So, the principle of causality and indeterminism can be unified in a generalized principle of causality. […] To sum up, we find an appealing solution to the long-standing puzzle of indeterminism. The existence of uncaused events is actually logical. So it is comprehensible that God plays dice with the universe.

The last chapter of the book is one I did enjoy, despite -or maybe because of- the lack of physics or pseudo-physics arguments. Here, Shan Gao takes his ideas of motion and confronts them with the philosophical views of Aquinas, Newton, Aristotle, and the concept of a First Mover:

In Newton’s physical world, God has a new position […]. A moving object needs no mover. So there is no need for Aquinas’ First Mover. However, Newton’s First Mover still exists. […] No object has the ability to move itself. Then who moved the first moving object ? How did it start off if no object can move itself ? So, as Newton thought, the universe still needs some original thing that set it all in motion […] Indeed, Newton warned against using his mechanics to view the universe as a mere machine […]: “Gravity explains the motions of the planets, but it cannot explain who set the planets in motion. God governs all things and knows all that is or can be done.”

He concludes:

According to the new picture of random motion, objects can move by themselves. What is the
position of God in the new universe then? […] So God seems to have no position in the spontaneous universe. If God did exist, He would need to do nothing. In the profound words of the great Chinese sage Lao Tzu, “Practice not-doing, and everything will fall into place“. This is the very Tao of the universe.

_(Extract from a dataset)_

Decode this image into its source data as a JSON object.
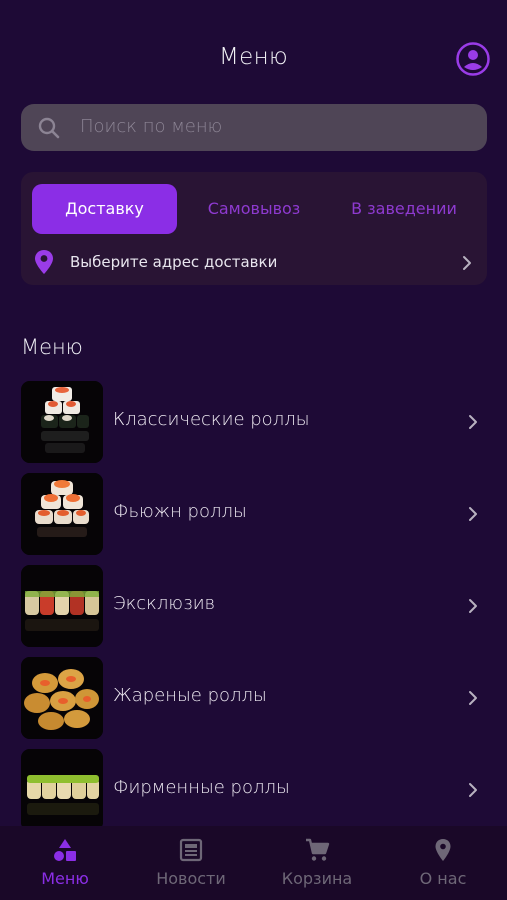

I liked this finish. After setting the stage with an almost mystical view of the universe, Shan Gao drops the curtain, and there is no God behind it. Or, if there is one, He is certainly not doing much for us.